Up the Monarchy said…
@ Graham

This is a lovely idea and one that would appeal to most of the people of Fiji. But alas it will only ever remain an idea as there is not the political will on either the side of Britain or Fiji.

The Queen might want to once again be the queen of Fiji, but I am not sure this would be the case and certainly not under Bainimarama. In the early days of independence the Queen knew the leaders of Fiji well. She had personally knighted them and Ratu Mara was a Privy Councillor. He was a trusted advisor. But the Queen knows no one in Fiji any longer that personal relationship is no longer there. Indeed if anything she might feel animosity towards the present regime because it was Bainimarama who removed Ratu Mara as President.

But at the end of the day it is not the Queen’s decision. The decision as to whether she once again becomes Queen of Fiji would be made by the faceless bureaucrats in the Foreign Office. For them there is very little upside but a whole lot of risk. On the upside is the short term publicity gain of Fiji wanting to become a monarchy in contrast to the republican movement in other countries. But the risk is considerable; Fiji has had 4 coups in 25 years, the military is the preeminent political organization in the country and there is very little guarantee the military will not get involved in politics again. (Assuming the 2014 elections go ahead). Why would they allow the Queen to be closely associated to such a country?

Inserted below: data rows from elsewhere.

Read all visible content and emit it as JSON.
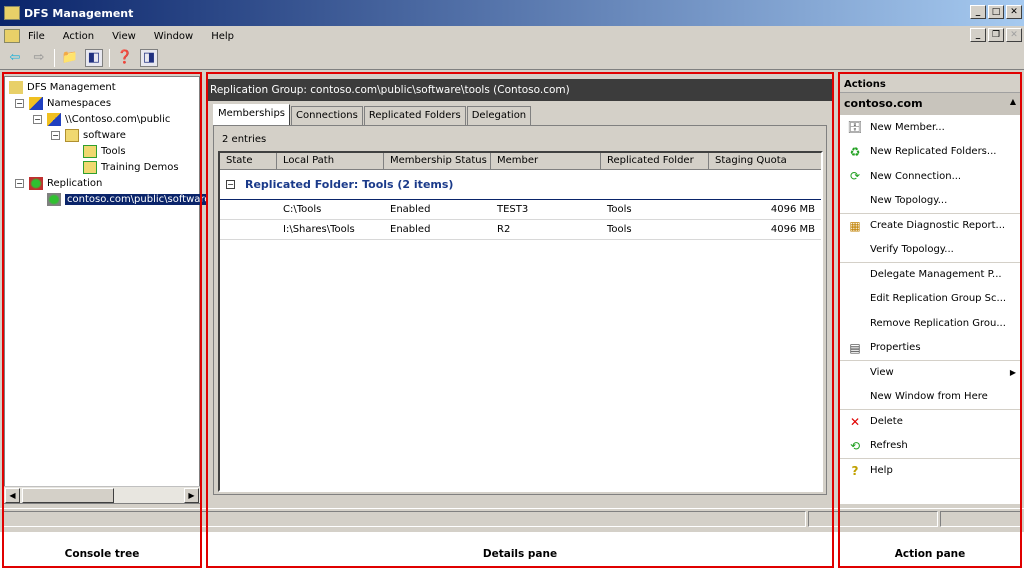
{
  "window": {
    "title": "DFS Management",
    "min": "_",
    "max": "□",
    "close": "✕",
    "mdi_min": "_",
    "mdi_restore": "❐",
    "mdi_close": "✕"
  },
  "menu": [
    "File",
    "Action",
    "View",
    "Window",
    "Help"
  ],
  "tree": {
    "root": "DFS Management",
    "namespaces": "Namespaces",
    "namespace": "\\\\Contoso.com\\public",
    "folder": "software",
    "tools": "Tools",
    "training": "Training Demos",
    "replication": "Replication",
    "group": "contoso.com\\public\\software"
  },
  "details": {
    "header": "Replication Group: contoso.com\\public\\software\\tools (Contoso.com)",
    "tabs": [
      "Memberships",
      "Connections",
      "Replicated Folders",
      "Delegation"
    ],
    "entries": "2 entries",
    "columns": [
      "State",
      "Local Path",
      "Membership Status",
      "Member",
      "Replicated Folder",
      "Staging Quota"
    ],
    "group_label": "Replicated Folder: Tools (2 items)",
    "group_toggle": "−",
    "rows": [
      {
        "state": "",
        "path": "C:\\Tools",
        "status": "Enabled",
        "member": "TEST3",
        "folder": "Tools",
        "quota": "4096 MB"
      },
      {
        "state": "",
        "path": "I:\\Shares\\Tools",
        "status": "Enabled",
        "member": "R2",
        "folder": "Tools",
        "quota": "4096 MB"
      }
    ]
  },
  "actions": {
    "header": "Actions",
    "section": "contoso.com",
    "items": [
      {
        "label": "New Member...",
        "icon": "🗄"
      },
      {
        "label": "New Replicated Folders...",
        "icon": "♻"
      },
      {
        "label": "New Connection...",
        "icon": "⟳"
      },
      {
        "label": "New Topology...",
        "icon": ""
      },
      {
        "label": "Create Diagnostic Report...",
        "icon": "▦"
      },
      {
        "label": "Verify Topology...",
        "icon": ""
      },
      {
        "label": "Delegate Management P...",
        "icon": ""
      },
      {
        "label": "Edit Replication Group Sc...",
        "icon": ""
      },
      {
        "label": "Remove Replication Grou...",
        "icon": ""
      },
      {
        "label": "Properties",
        "icon": "▤"
      },
      {
        "label": "View",
        "icon": ""
      },
      {
        "label": "New Window from Here",
        "icon": ""
      },
      {
        "label": "Delete",
        "icon": "✕"
      },
      {
        "label": "Refresh",
        "icon": "⟲"
      },
      {
        "label": "Help",
        "icon": "?"
      }
    ]
  },
  "captions": {
    "console": "Console tree",
    "details": "Details pane",
    "action": "Action pane"
  },
  "colors": {
    "annotation": "#e00000",
    "selection": "#0a246a"
  }
}
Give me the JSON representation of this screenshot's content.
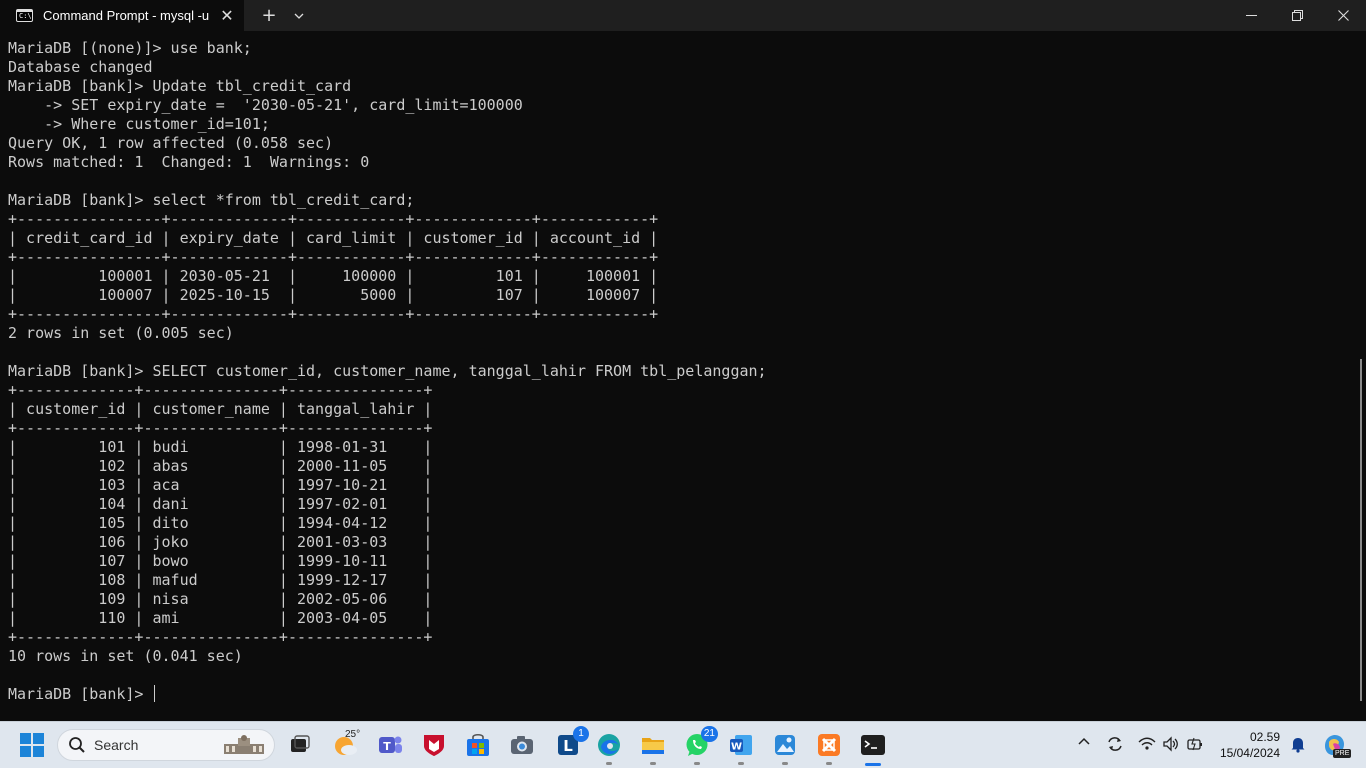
{
  "window": {
    "tab_title": "Command Prompt - mysql  -u",
    "tab_icon_text": "C:\\",
    "close_glyph": "✕",
    "new_tab_glyph": "+",
    "minimize_glyph": "—",
    "maximize_glyph": "❐",
    "window_close_glyph": "✕"
  },
  "terminal": {
    "lines": [
      "MariaDB [(none)]> use bank;",
      "Database changed",
      "MariaDB [bank]> Update tbl_credit_card",
      "    -> SET expiry_date =  '2030-05-21', card_limit=100000",
      "    -> Where customer_id=101;",
      "Query OK, 1 row affected (0.058 sec)",
      "Rows matched: 1  Changed: 1  Warnings: 0",
      "",
      "MariaDB [bank]> select *from tbl_credit_card;",
      "+----------------+-------------+------------+-------------+------------+",
      "| credit_card_id | expiry_date | card_limit | customer_id | account_id |",
      "+----------------+-------------+------------+-------------+------------+",
      "|         100001 | 2030-05-21  |     100000 |         101 |     100001 |",
      "|         100007 | 2025-10-15  |       5000 |         107 |     100007 |",
      "+----------------+-------------+------------+-------------+------------+",
      "2 rows in set (0.005 sec)",
      "",
      "MariaDB [bank]> SELECT customer_id, customer_name, tanggal_lahir FROM tbl_pelanggan;",
      "+-------------+---------------+---------------+",
      "| customer_id | customer_name | tanggal_lahir |",
      "+-------------+---------------+---------------+",
      "|         101 | budi          | 1998-01-31    |",
      "|         102 | abas          | 2000-11-05    |",
      "|         103 | aca           | 1997-10-21    |",
      "|         104 | dani          | 1997-02-01    |",
      "|         105 | dito          | 1994-04-12    |",
      "|         106 | joko          | 2001-03-03    |",
      "|         107 | bowo          | 1999-10-11    |",
      "|         108 | mafud         | 1999-12-17    |",
      "|         109 | nisa          | 2002-05-06    |",
      "|         110 | ami           | 2003-04-05    |",
      "+-------------+---------------+---------------+",
      "10 rows in set (0.041 sec)"
    ],
    "prompt": "MariaDB [bank]> ",
    "colors": {
      "background": "#0c0c0c",
      "text": "#cccccc"
    }
  },
  "taskbar": {
    "search_label": "Search",
    "weather_temp": "25°",
    "badges": {
      "outlook": "1",
      "whatsapp": "21"
    },
    "clock_time": "02.59",
    "clock_date": "15/04/2024",
    "copilot_tag": "PRE",
    "icons": [
      "start-icon",
      "search-icon",
      "task-view-icon",
      "weather-icon",
      "teams-icon",
      "mcafee-icon",
      "store-icon",
      "camera-icon",
      "outlook-icon",
      "edge-icon",
      "file-explorer-icon",
      "whatsapp-icon",
      "word-icon",
      "photos-icon",
      "xampp-icon",
      "terminal-icon"
    ]
  }
}
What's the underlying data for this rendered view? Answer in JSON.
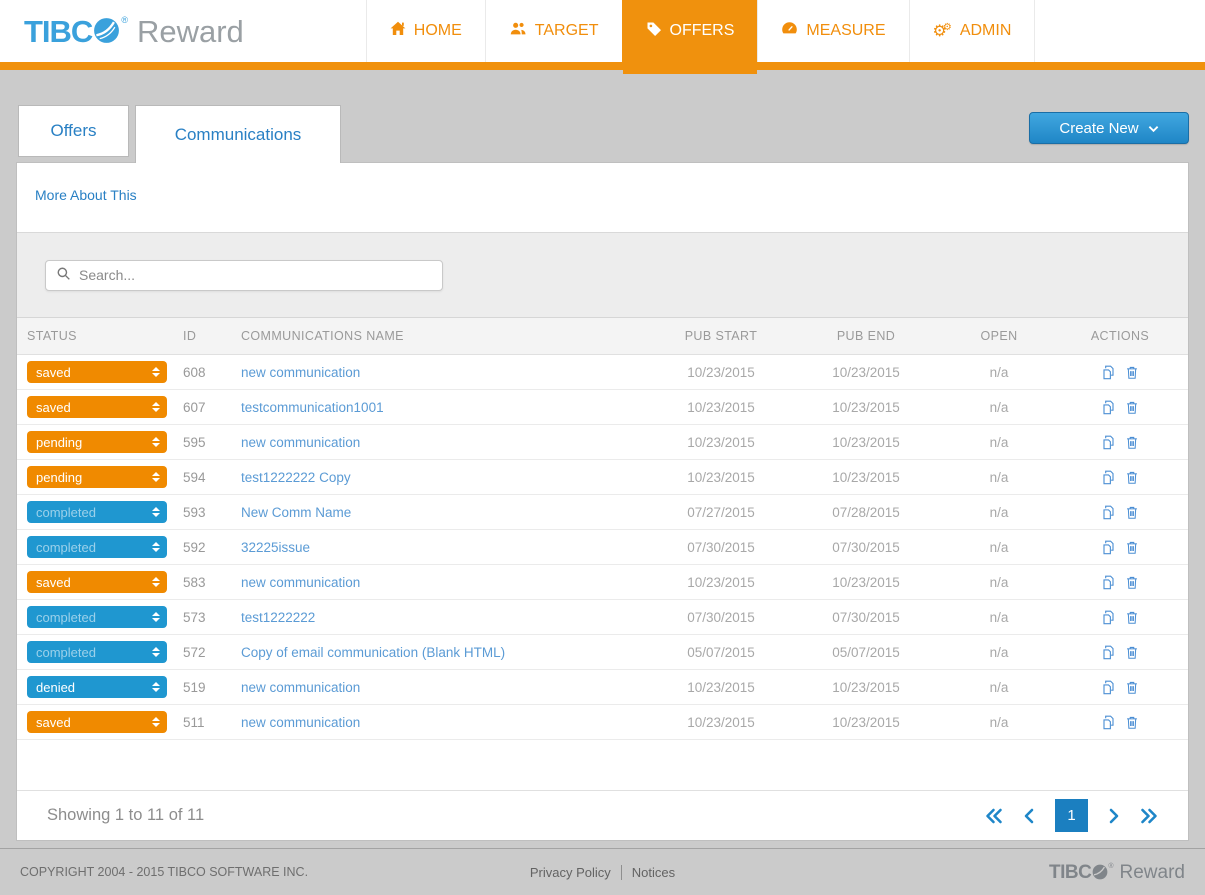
{
  "header": {
    "logo": {
      "tibco": "TIBC",
      "registered": "®",
      "reward": "Reward"
    },
    "nav": [
      {
        "label": "HOME",
        "icon": "home-icon",
        "active": false
      },
      {
        "label": "TARGET",
        "icon": "users-icon",
        "active": false
      },
      {
        "label": "OFFERS",
        "icon": "tag-icon",
        "active": true
      },
      {
        "label": "MEASURE",
        "icon": "gauge-icon",
        "active": false
      },
      {
        "label": "ADMIN",
        "icon": "gears-icon",
        "active": false
      }
    ]
  },
  "tabs": [
    {
      "label": "Offers",
      "active": false
    },
    {
      "label": "Communications",
      "active": true
    }
  ],
  "create_new": {
    "label": "Create New",
    "icon": "chevron-down-icon"
  },
  "more_about_label": "More About This",
  "search": {
    "placeholder": "Search...",
    "icon": "search-icon"
  },
  "table": {
    "headers": [
      "STATUS",
      "ID",
      "COMMUNICATIONS NAME",
      "PUB START",
      "PUB END",
      "OPEN",
      "ACTIONS"
    ],
    "rows": [
      {
        "status": "saved",
        "id": "608",
        "name": "new communication",
        "pub_start": "10/23/2015",
        "pub_end": "10/23/2015",
        "open": "n/a"
      },
      {
        "status": "saved",
        "id": "607",
        "name": "testcommunication1001",
        "pub_start": "10/23/2015",
        "pub_end": "10/23/2015",
        "open": "n/a"
      },
      {
        "status": "pending",
        "id": "595",
        "name": "new communication",
        "pub_start": "10/23/2015",
        "pub_end": "10/23/2015",
        "open": "n/a"
      },
      {
        "status": "pending",
        "id": "594",
        "name": "test1222222 Copy",
        "pub_start": "10/23/2015",
        "pub_end": "10/23/2015",
        "open": "n/a"
      },
      {
        "status": "completed",
        "id": "593",
        "name": "New Comm Name",
        "pub_start": "07/27/2015",
        "pub_end": "07/28/2015",
        "open": "n/a"
      },
      {
        "status": "completed",
        "id": "592",
        "name": "32225issue",
        "pub_start": "07/30/2015",
        "pub_end": "07/30/2015",
        "open": "n/a"
      },
      {
        "status": "saved",
        "id": "583",
        "name": "new communication",
        "pub_start": "10/23/2015",
        "pub_end": "10/23/2015",
        "open": "n/a"
      },
      {
        "status": "completed",
        "id": "573",
        "name": "test1222222",
        "pub_start": "07/30/2015",
        "pub_end": "07/30/2015",
        "open": "n/a"
      },
      {
        "status": "completed",
        "id": "572",
        "name": "Copy of email communication (Blank HTML)",
        "pub_start": "05/07/2015",
        "pub_end": "05/07/2015",
        "open": "n/a"
      },
      {
        "status": "denied",
        "id": "519",
        "name": "new communication",
        "pub_start": "10/23/2015",
        "pub_end": "10/23/2015",
        "open": "n/a"
      },
      {
        "status": "saved",
        "id": "511",
        "name": "new communication",
        "pub_start": "10/23/2015",
        "pub_end": "10/23/2015",
        "open": "n/a"
      }
    ],
    "row_action_icons": [
      "copy-icon",
      "trash-icon"
    ]
  },
  "status_variants": {
    "saved": "orange",
    "pending": "orange",
    "completed": "blue-muted",
    "denied": "blue"
  },
  "pagination": {
    "summary": "Showing 1 to 11 of 11",
    "current_page": "1",
    "icons": [
      "first-page-double-chevron-left",
      "prev-page-chevron-left",
      "next-page-chevron-right",
      "last-page-double-chevron-right"
    ]
  },
  "footer": {
    "copyright": "COPYRIGHT 2004 - 2015 TIBCO SOFTWARE INC.",
    "privacy_label": "Privacy Policy",
    "notices_label": "Notices",
    "logo": {
      "tibco": "TIBC",
      "registered": "®",
      "reward": "Reward"
    }
  },
  "colors": {
    "accent_orange": "#F0910D",
    "select_orange": "#F08A00",
    "select_blue": "#1F97D0",
    "button_blue_top": "#41A7E0",
    "button_blue_bottom": "#1F86C6",
    "link_blue": "#5B9BD5",
    "tab_text_blue": "#2980C4",
    "pager_blue": "#1B7FC0",
    "page_background": "#CBCBCB",
    "logo_blue": "#3AA1DC"
  }
}
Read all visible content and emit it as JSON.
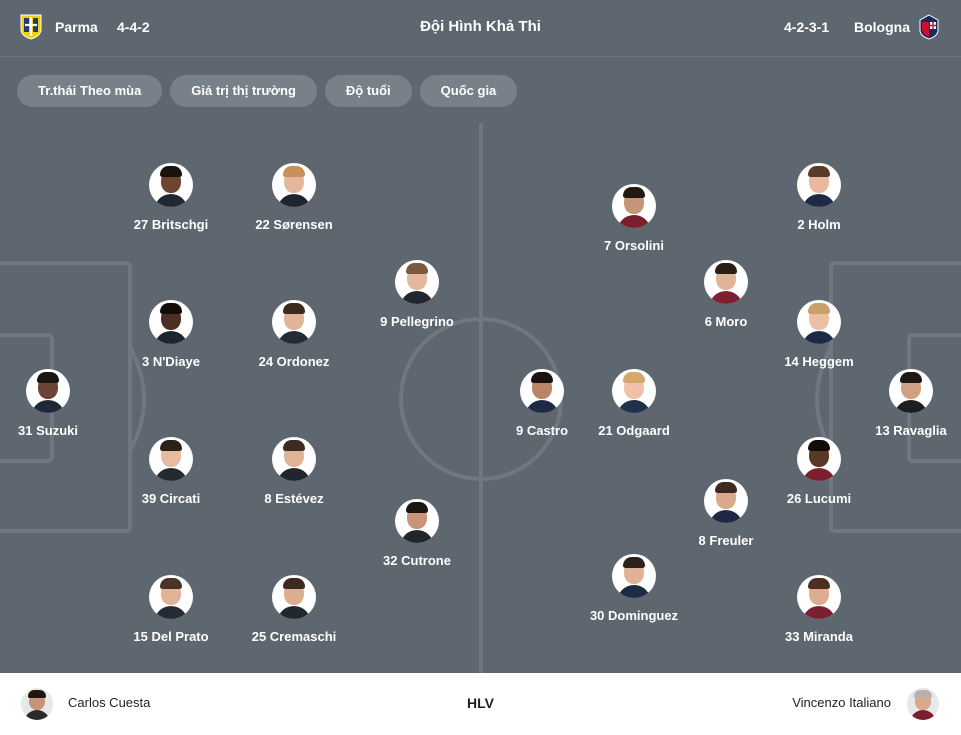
{
  "header": {
    "home_team": "Parma",
    "home_formation": "4-4-2",
    "title": "Đội Hình Khả Thi",
    "away_formation": "4-2-3-1",
    "away_team": "Bologna"
  },
  "filters": [
    "Tr.thái Theo mùa",
    "Giá trị thị trường",
    "Độ tuổi",
    "Quốc gia"
  ],
  "colors": {
    "pitch": "#5e6670",
    "chip": "#78808a",
    "lines": "#6f7781"
  },
  "home_players": [
    {
      "name": "31 Suzuki",
      "skin": "#6b4433",
      "hair": "#1c140f",
      "kit": "#1f2a37"
    },
    {
      "name": "27 Britschgi",
      "skin": "#6e4532",
      "hair": "#1a120d",
      "kit": "#222831"
    },
    {
      "name": "22 Sørensen",
      "skin": "#e4b79c",
      "hair": "#c98f56",
      "kit": "#20252d"
    },
    {
      "name": "3 N'Diaye",
      "skin": "#4a2f22",
      "hair": "#130d09",
      "kit": "#1e2530"
    },
    {
      "name": "24 Ordonez",
      "skin": "#e2b497",
      "hair": "#3a2a20",
      "kit": "#252a33"
    },
    {
      "name": "39 Circati",
      "skin": "#e6bba0",
      "hair": "#2d2019",
      "kit": "#242a32"
    },
    {
      "name": "8 Estévez",
      "skin": "#dfb396",
      "hair": "#3b2b21",
      "kit": "#21262e"
    },
    {
      "name": "15 Del Prato",
      "skin": "#e0b296",
      "hair": "#4a3426",
      "kit": "#262b33"
    },
    {
      "name": "25 Cremaschi",
      "skin": "#dcae90",
      "hair": "#3a2a20",
      "kit": "#23282f"
    },
    {
      "name": "9 Pellegrino",
      "skin": "#e3b89c",
      "hair": "#7a5a3e",
      "kit": "#22272e"
    },
    {
      "name": "32 Cutrone",
      "skin": "#c99478",
      "hair": "#1e1611",
      "kit": "#21262d"
    }
  ],
  "away_players": [
    {
      "name": "7 Orsolini",
      "skin": "#c79478",
      "hair": "#231913",
      "kit": "#7a1f2b"
    },
    {
      "name": "2 Holm",
      "skin": "#e8b9a0",
      "hair": "#5b3b27",
      "kit": "#1f2b45"
    },
    {
      "name": "6 Moro",
      "skin": "#e2b397",
      "hair": "#2a1e17",
      "kit": "#7d2030"
    },
    {
      "name": "14 Heggem",
      "skin": "#ebc0a3",
      "hair": "#c7a06b",
      "kit": "#1d2a44"
    },
    {
      "name": "9 Castro",
      "skin": "#b98566",
      "hair": "#1b130e",
      "kit": "#1f2a42"
    },
    {
      "name": "21 Odgaard",
      "skin": "#efc2a8",
      "hair": "#d6a66f",
      "kit": "#223049"
    },
    {
      "name": "13 Ravaglia",
      "skin": "#d0a083",
      "hair": "#1f1712",
      "kit": "#1e1e22"
    },
    {
      "name": "26 Lucumi",
      "skin": "#5a3826",
      "hair": "#120c08",
      "kit": "#7a1f2b"
    },
    {
      "name": "8 Freuler",
      "skin": "#d8a98b",
      "hair": "#3b2b22",
      "kit": "#1e2a43"
    },
    {
      "name": "30 Dominguez",
      "skin": "#e1b195",
      "hair": "#2f221a",
      "kit": "#1f2a44"
    },
    {
      "name": "33 Miranda",
      "skin": "#ddac8f",
      "hair": "#4c2f1f",
      "kit": "#7b2030"
    }
  ],
  "coaches": {
    "label": "HLV",
    "home": {
      "name": "Carlos Cuesta",
      "skin": "#c69478",
      "hair": "#1d1510",
      "kit": "#2a2a2a"
    },
    "away": {
      "name": "Vincenzo Italiano",
      "skin": "#d9a98c",
      "hair": "#b9b2ac",
      "kit": "#7a1f2b"
    }
  }
}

On Fiji’s point of view it is the last thing Bainimarama wants to happen but he cannot say so publicly because of the public support for Fiji to become a monarchy. Before the 2014 elections Bainimarama will become the Head of State. As Head of State he will have some executive powers and the right of Veto. It is in this way he can safe guard the military’s view on how Fiji should be run, without the risk of losing an election.

Bainimarama knows that should Fiji become a monarchy there is not a chance that he would be made Governor General. The Queen cannot be seen to reward a coupster nor would she want to help a man who removed her friend from the presidency.
Wrong boot on wrong foot said…
The idea that Bainimarama becomes head of state in 2014 is way off the mark. It's an open secret in Suva that he will lead his own party to elections with the aim of becoming a democratically elected prime minister. Ratu Epeli Ganilau will remain president.
Apology for foot in mouth said…
Sorry, that should read Ratu Epeli Nailatikau
Apology for foot in mouth said…
Sorry, that should read Ratu Epeli Nailatikau

Popular posts from this blog

Lessons from Africa

Fijian Holdings Scandal: Betrayal by their trusted sons

The Ratu Tevita Saga, Coup4.5, Michael Field, the ANU Duo, and Tonga